[Task statement]: Reproduce all records below exactly.
***** Stored data *****
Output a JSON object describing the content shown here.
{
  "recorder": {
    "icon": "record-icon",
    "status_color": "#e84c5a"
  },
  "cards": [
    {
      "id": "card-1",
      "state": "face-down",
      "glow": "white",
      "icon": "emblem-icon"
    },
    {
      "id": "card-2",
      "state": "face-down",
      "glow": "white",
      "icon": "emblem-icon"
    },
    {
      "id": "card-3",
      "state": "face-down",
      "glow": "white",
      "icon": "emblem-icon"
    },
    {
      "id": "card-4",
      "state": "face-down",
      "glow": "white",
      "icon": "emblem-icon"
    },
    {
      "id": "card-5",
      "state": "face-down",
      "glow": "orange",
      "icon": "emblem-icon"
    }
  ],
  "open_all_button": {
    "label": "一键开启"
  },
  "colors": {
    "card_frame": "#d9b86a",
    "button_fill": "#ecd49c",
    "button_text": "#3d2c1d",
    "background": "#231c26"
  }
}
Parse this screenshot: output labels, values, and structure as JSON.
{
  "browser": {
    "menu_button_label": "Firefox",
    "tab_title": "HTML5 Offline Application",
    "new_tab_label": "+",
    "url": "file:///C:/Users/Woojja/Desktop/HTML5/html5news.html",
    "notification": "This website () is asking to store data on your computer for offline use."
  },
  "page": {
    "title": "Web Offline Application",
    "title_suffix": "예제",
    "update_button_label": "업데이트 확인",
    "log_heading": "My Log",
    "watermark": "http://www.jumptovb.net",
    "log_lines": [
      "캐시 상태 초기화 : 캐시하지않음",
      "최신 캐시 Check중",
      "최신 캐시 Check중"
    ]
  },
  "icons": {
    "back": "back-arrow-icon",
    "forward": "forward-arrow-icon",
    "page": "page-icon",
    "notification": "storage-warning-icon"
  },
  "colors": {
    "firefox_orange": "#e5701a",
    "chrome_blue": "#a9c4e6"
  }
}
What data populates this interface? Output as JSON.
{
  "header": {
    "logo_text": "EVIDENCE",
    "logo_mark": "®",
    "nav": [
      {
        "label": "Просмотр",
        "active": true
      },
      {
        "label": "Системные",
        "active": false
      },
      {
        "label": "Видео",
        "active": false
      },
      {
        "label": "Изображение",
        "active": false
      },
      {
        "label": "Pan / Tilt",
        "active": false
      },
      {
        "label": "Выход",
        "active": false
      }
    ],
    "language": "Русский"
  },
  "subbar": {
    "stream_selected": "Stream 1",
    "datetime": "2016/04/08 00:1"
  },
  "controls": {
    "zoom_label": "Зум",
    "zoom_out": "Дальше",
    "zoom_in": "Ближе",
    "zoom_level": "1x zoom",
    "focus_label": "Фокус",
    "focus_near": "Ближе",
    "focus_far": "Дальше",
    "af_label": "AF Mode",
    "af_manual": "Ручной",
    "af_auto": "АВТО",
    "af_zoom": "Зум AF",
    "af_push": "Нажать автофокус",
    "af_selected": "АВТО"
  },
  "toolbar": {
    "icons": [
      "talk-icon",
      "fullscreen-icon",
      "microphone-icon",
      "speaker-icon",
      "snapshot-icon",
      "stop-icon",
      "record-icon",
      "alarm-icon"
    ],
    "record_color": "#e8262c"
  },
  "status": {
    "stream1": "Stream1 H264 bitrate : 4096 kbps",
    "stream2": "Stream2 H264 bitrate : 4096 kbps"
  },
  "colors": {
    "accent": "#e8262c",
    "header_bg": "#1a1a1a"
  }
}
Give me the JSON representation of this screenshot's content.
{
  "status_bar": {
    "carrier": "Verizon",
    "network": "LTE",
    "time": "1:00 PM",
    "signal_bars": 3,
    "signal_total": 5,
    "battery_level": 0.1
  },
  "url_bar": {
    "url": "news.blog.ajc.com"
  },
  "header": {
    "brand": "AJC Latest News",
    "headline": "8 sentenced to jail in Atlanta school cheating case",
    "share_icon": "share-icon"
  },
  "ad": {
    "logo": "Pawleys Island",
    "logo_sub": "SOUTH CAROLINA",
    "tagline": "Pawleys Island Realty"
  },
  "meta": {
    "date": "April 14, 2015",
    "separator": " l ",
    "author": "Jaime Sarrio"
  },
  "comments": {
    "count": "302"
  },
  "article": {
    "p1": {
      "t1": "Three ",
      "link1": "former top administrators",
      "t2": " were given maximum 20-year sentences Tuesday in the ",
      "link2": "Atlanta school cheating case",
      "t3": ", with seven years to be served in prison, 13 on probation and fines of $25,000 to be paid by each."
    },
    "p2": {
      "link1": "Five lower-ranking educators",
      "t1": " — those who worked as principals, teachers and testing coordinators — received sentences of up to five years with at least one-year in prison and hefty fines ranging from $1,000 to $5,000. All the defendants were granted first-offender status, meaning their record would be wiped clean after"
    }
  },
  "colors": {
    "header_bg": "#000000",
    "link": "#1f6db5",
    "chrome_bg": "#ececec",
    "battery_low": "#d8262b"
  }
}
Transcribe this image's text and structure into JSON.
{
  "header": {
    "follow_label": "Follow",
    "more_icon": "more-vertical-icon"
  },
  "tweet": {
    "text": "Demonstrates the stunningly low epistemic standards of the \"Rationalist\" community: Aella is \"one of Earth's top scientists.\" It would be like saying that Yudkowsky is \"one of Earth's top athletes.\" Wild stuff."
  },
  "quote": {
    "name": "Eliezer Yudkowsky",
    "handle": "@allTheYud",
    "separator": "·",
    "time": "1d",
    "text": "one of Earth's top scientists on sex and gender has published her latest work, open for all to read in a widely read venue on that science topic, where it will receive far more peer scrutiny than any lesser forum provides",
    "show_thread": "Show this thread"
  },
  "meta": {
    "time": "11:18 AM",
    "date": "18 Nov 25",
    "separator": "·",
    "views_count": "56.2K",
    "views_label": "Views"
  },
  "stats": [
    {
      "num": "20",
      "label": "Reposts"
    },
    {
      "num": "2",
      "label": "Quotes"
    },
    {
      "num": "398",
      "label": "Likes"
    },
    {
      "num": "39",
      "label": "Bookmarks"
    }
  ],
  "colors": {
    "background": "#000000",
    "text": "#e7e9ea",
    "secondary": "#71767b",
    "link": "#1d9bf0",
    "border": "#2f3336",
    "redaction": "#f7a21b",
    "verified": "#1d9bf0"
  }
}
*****
[Written solution]:
Output a JSON object describing the content shown here.
{
  "recorder": {
    "icon": "record-icon",
    "status_color": "#e84c5a"
  },
  "cards": [
    {
      "id": "card-1",
      "state": "face-down",
      "glow": "white",
      "icon": "emblem-icon"
    },
    {
      "id": "card-2",
      "state": "face-down",
      "glow": "white",
      "icon": "emblem-icon"
    },
    {
      "id": "card-3",
      "state": "face-down",
      "glow": "white",
      "icon": "emblem-icon"
    },
    {
      "id": "card-4",
      "state": "face-down",
      "glow": "white",
      "icon": "emblem-icon"
    },
    {
      "id": "card-5",
      "state": "face-down",
      "glow": "orange",
      "icon": "emblem-icon"
    }
  ],
  "open_all_button": {
    "label": "一键开启"
  },
  "colors": {
    "card_frame": "#d9b86a",
    "button_fill": "#ecd49c",
    "button_text": "#3d2c1d",
    "background": "#231c26"
  }
}
Parse this screenshot: output labels, values, and structure as JSON.
{
  "browser": {
    "menu_button_label": "Firefox",
    "tab_title": "HTML5 Offline Application",
    "new_tab_label": "+",
    "url": "file:///C:/Users/Woojja/Desktop/HTML5/html5news.html",
    "notification": "This website () is asking to store data on your computer for offline use."
  },
  "page": {
    "title": "Web Offline Application",
    "title_suffix": "예제",
    "update_button_label": "업데이트 확인",
    "log_heading": "My Log",
    "watermark": "http://www.jumptovb.net",
    "log_lines": [
      "캐시 상태 초기화 : 캐시하지않음",
      "최신 캐시 Check중",
      "최신 캐시 Check중"
    ]
  },
  "icons": {
    "back": "back-arrow-icon",
    "forward": "forward-arrow-icon",
    "page": "page-icon",
    "notification": "storage-warning-icon"
  },
  "colors": {
    "firefox_orange": "#e5701a",
    "chrome_blue": "#a9c4e6"
  }
}
What data populates this interface? Output as JSON.
{
  "header": {
    "logo_text": "EVIDENCE",
    "logo_mark": "®",
    "nav": [
      {
        "label": "Просмотр",
        "active": true
      },
      {
        "label": "Системные",
        "active": false
      },
      {
        "label": "Видео",
        "active": false
      },
      {
        "label": "Изображение",
        "active": false
      },
      {
        "label": "Pan / Tilt",
        "active": false
      },
      {
        "label": "Выход",
        "active": false
      }
    ],
    "language": "Русский"
  },
  "subbar": {
    "stream_selected": "Stream 1",
    "datetime": "2016/04/08 00:1"
  },
  "controls": {
    "zoom_label": "Зум",
    "zoom_out": "Дальше",
    "zoom_in": "Ближе",
    "zoom_level": "1x zoom",
    "focus_label": "Фокус",
    "focus_near": "Ближе",
    "focus_far": "Дальше",
    "af_label": "AF Mode",
    "af_manual": "Ручной",
    "af_auto": "АВТО",
    "af_zoom": "Зум AF",
    "af_push": "Нажать автофокус",
    "af_selected": "АВТО"
  },
  "toolbar": {
    "icons": [
      "talk-icon",
      "fullscreen-icon",
      "microphone-icon",
      "speaker-icon",
      "snapshot-icon",
      "stop-icon",
      "record-icon",
      "alarm-icon"
    ],
    "record_color": "#e8262c"
  },
  "status": {
    "stream1": "Stream1 H264 bitrate : 4096 kbps",
    "stream2": "Stream2 H264 bitrate : 4096 kbps"
  },
  "colors": {
    "accent": "#e8262c",
    "header_bg": "#1a1a1a"
  }
}
Give me the JSON representation of this screenshot's content.
{
  "status_bar": {
    "carrier": "Verizon",
    "network": "LTE",
    "time": "1:00 PM",
    "signal_bars": 3,
    "signal_total": 5,
    "battery_level": 0.1
  },
  "url_bar": {
    "url": "news.blog.ajc.com"
  },
  "header": {
    "brand": "AJC Latest News",
    "headline": "8 sentenced to jail in Atlanta school cheating case",
    "share_icon": "share-icon"
  },
  "ad": {
    "logo": "Pawleys Island",
    "logo_sub": "SOUTH CAROLINA",
    "tagline": "Pawleys Island Realty"
  },
  "meta": {
    "date": "April 14, 2015",
    "separator": " l ",
    "author": "Jaime Sarrio"
  },
  "comments": {
    "count": "302"
  },
  "article": {
    "p1": {
      "t1": "Three ",
      "link1": "former top administrators",
      "t2": " were given maximum 20-year sentences Tuesday in the ",
      "link2": "Atlanta school cheating case",
      "t3": ", with seven years to be served in prison, 13 on probation and fines of $25,000 to be paid by each."
    },
    "p2": {
      "link1": "Five lower-ranking educators",
      "t1": " — those who worked as principals, teachers and testing coordinators — received sentences of up to five years with at least one-year in prison and hefty fines ranging from $1,000 to $5,000. All the defendants were granted first-offender status, meaning their record would be wiped clean after"
    }
  },
  "colors": {
    "header_bg": "#000000",
    "link": "#1f6db5",
    "chrome_bg": "#ececec",
    "battery_low": "#d8262b"
  }
}
Transcribe this image's text and structure into JSON.
{
  "header": {
    "follow_label": "Follow",
    "more_icon": "more-vertical-icon"
  },
  "tweet": {
    "text": "Demonstrates the stunningly low epistemic standards of the \"Rationalist\" community: Aella is \"one of Earth's top scientists.\" It would be like saying that Yudkowsky is \"one of Earth's top athletes.\" Wild stuff."
  },
  "quote": {
    "name": "Eliezer Yudkowsky",
    "handle": "@allTheYud",
    "separator": "·",
    "time": "1d",
    "text": "one of Earth's top scientists on sex and gender has published her latest work, open for all to read in a widely read venue on that science topic, where it will receive far more peer scrutiny than any lesser forum provides",
    "show_thread": "Show this thread"
  },
  "meta": {
    "time": "11:18 AM",
    "date": "18 Nov 25",
    "separator": "·",
    "views_count": "56.2K",
    "views_label": "Views"
  },
  "stats": [
    {
      "num": "20",
      "label": "Reposts"
    },
    {
      "num": "2",
      "label": "Quotes"
    },
    {
      "num": "398",
      "label": "Likes"
    },
    {
      "num": "39",
      "label": "Bookmarks"
    }
  ],
  "colors": {
    "background": "#000000",
    "text": "#e7e9ea",
    "secondary": "#71767b",
    "link": "#1d9bf0",
    "border": "#2f3336",
    "redaction": "#f7a21b",
    "verified": "#1d9bf0"
  }
}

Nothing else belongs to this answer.